Part of what Maria Miller said in this statement in December was that she wished to take away the pain of people who were supporting their trans partner having to change their marital status because one of them was transsexual. Whilst she is keeping this promise to married people where one of the couple is trans it won’t apply to those in civil partnerships. That seems like an unintentional(?) discrimination to me, an amendment would solve this.

Daughters Influence

Looking at the BBC 6 Music poll to find the best track since the station began broadcasting in 2002 I realise that to some extent my musical taste was influenced by Third Party. Some of the stuff which I like on the list was defo from what she would play on You Tube.

From the 100 songs things which particularly caught my eye were The Futureheads Hounds of Love which would have come into the same category of music as Scouting for Girls (who were missing) and The Killers Mr Brightside which was on there. Florence and the Machine Kiss With a Fist is somewhere on the list too and is a contender, as was Five Years Time by Noah and the Whale. They’re the group I’ll eternally regret not going to see at Cambridge Folk Festival when they were on. Not sure if we were seeing anything instead or just didn’t get to the stage where they were on – whichever gutted.
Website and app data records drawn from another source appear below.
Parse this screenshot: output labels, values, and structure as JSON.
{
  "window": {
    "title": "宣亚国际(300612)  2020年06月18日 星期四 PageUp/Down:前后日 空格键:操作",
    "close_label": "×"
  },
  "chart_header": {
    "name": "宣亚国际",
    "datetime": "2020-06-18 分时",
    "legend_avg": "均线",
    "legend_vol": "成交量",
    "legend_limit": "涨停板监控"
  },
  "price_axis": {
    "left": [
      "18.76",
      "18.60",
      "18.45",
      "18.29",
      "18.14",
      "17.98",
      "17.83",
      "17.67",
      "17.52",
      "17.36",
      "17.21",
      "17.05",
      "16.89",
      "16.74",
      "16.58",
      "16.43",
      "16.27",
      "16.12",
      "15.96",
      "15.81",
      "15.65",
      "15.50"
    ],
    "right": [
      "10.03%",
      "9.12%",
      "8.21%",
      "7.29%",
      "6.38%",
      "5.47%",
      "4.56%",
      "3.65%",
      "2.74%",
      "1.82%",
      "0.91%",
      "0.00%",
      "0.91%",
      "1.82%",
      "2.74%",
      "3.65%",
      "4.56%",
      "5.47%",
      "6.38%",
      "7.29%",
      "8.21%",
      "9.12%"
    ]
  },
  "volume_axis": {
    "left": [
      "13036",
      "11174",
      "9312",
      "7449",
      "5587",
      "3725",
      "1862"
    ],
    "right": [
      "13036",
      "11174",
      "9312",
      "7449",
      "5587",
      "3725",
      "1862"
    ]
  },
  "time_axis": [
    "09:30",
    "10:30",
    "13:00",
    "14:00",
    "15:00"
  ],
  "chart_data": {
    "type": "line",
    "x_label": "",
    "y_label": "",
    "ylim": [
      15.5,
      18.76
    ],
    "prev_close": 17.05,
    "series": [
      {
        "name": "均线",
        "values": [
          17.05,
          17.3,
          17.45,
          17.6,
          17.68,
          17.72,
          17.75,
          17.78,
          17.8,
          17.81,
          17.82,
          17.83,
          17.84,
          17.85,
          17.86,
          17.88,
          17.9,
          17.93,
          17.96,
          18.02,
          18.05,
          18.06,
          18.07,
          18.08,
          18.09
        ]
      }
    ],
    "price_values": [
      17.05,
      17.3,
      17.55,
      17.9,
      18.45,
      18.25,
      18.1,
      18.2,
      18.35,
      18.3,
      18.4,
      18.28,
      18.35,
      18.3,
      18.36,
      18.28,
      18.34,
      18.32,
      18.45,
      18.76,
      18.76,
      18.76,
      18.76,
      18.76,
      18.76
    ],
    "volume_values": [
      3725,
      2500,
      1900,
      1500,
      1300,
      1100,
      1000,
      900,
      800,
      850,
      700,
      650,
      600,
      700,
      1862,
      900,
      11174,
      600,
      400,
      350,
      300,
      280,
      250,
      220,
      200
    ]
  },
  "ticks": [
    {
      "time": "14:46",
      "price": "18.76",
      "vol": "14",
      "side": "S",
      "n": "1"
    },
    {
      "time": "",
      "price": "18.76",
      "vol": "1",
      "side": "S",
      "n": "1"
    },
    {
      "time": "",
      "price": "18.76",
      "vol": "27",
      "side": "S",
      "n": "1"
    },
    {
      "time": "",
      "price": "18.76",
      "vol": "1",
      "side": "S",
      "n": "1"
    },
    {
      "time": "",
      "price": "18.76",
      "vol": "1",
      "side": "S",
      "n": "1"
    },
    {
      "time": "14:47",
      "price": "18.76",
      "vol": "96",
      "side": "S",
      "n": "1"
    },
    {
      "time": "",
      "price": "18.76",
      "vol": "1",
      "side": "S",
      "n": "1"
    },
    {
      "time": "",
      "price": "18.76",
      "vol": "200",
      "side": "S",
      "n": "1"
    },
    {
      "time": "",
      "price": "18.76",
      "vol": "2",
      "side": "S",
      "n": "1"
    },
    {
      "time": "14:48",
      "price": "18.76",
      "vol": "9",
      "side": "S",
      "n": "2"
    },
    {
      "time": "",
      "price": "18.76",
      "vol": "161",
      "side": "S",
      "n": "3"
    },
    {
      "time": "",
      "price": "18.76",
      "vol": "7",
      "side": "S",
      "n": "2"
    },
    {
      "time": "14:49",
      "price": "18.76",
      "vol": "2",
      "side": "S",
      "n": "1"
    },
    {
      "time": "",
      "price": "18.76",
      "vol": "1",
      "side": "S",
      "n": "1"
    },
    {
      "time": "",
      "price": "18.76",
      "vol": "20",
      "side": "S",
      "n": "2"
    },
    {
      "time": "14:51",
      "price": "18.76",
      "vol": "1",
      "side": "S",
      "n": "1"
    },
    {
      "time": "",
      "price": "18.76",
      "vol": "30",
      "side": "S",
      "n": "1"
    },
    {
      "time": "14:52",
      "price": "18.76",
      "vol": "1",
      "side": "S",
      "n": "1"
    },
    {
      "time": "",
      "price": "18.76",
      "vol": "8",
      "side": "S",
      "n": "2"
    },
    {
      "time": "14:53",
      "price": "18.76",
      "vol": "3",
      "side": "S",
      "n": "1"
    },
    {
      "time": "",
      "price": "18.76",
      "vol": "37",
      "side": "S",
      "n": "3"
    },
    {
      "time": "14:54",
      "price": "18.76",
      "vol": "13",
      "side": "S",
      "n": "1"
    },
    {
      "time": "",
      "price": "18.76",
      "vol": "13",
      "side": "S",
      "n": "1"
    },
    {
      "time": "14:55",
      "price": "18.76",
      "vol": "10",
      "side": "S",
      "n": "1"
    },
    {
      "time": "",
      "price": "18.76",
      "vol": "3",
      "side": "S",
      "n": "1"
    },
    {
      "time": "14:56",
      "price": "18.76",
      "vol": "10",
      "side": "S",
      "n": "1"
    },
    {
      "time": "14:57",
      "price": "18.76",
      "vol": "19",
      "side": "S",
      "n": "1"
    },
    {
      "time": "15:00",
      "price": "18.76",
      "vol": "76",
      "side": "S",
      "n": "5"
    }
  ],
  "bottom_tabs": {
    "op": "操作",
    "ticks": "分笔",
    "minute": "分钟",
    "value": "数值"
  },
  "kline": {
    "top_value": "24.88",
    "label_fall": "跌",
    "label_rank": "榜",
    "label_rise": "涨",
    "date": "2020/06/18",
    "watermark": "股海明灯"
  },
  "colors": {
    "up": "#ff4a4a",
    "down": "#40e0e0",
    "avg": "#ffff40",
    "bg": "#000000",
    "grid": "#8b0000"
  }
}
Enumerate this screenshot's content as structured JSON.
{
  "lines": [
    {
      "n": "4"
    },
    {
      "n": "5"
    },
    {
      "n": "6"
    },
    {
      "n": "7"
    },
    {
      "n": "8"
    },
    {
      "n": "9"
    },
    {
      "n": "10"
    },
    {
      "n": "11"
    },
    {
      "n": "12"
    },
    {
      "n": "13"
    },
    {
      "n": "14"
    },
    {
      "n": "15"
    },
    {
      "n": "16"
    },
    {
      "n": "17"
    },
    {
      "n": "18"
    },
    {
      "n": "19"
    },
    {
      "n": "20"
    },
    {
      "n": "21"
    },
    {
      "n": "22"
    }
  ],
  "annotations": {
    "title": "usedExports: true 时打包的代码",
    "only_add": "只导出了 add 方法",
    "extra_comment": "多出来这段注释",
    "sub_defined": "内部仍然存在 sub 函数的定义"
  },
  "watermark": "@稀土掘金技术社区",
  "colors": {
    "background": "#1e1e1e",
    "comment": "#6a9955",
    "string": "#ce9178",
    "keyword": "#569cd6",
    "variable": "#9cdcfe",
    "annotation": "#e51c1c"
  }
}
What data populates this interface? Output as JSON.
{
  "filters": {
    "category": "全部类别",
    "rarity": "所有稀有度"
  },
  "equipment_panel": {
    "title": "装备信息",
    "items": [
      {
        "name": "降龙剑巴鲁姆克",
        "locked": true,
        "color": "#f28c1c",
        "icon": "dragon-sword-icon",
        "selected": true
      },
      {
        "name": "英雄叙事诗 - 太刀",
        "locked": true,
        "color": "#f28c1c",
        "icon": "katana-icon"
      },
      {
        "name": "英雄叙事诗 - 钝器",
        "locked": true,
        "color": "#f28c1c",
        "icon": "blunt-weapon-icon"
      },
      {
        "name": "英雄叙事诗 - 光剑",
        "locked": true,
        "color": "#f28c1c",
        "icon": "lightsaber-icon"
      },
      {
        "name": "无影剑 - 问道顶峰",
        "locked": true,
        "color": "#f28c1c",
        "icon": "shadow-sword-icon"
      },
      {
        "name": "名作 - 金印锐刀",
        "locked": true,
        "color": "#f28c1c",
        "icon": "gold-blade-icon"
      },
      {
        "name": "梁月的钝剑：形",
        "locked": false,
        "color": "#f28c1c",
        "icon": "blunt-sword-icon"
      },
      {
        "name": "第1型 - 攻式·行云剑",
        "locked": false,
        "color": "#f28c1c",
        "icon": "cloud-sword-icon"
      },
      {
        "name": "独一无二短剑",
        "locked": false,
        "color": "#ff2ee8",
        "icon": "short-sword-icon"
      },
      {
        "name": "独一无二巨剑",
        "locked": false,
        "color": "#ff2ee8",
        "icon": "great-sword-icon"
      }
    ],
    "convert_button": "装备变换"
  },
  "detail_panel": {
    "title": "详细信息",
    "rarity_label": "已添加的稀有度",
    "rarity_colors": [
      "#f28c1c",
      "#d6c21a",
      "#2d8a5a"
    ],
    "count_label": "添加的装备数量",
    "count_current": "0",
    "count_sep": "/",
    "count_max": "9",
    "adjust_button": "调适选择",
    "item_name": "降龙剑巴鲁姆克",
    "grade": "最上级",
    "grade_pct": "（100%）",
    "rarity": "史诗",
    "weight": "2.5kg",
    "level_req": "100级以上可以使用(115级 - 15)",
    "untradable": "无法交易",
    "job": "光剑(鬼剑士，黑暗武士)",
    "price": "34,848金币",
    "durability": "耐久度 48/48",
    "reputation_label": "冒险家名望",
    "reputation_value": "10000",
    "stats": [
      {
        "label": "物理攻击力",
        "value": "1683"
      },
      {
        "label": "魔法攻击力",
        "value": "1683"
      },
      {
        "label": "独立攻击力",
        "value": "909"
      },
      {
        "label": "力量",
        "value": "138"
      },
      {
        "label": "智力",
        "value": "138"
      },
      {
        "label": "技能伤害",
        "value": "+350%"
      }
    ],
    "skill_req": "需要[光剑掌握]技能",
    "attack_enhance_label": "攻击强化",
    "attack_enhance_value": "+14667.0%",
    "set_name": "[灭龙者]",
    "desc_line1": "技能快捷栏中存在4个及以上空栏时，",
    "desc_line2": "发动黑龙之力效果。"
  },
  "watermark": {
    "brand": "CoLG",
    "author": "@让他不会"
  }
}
The Strokes Juicebox isn’t my favourite song of theirs. For me nothing will beat the moment I first heard New York City Cops, which literally made the hairs stand up on the back of my neck in a way I think only Supergrass’s Caught By the Fuzz has before. Not sure why when I was talking about key gigs I’d been to in a post the other week that the Strokes at Alexandra Palace in December 2003 wasn’t on there.

For me the greatest song though? Well it is a toss up between Vampire Weekend’a A-Punk, Richard Hawley’s Tonight the Streets Are Ours and Kaiser Chiefs Oh My God.

Which am I voting for? Well it has to be Kaiser Chiefs because it’s a indie pop classic which you can dance around whilst doing the ironing, jump around in a crowd or just generally tap your feet whilst bobbing your head whilst sitting reading a book to. Pure indie pop anthem.

Voting closes tomorrow evening – what would you vote for?

And what would you vote for which is within the period but not on the list? For me it would be The Wombats – Let’s Dance to Joy Division.

(Note links started going funny half way through and so if you want to see them you’ll just have to follow earlier links to the You Tube playlist.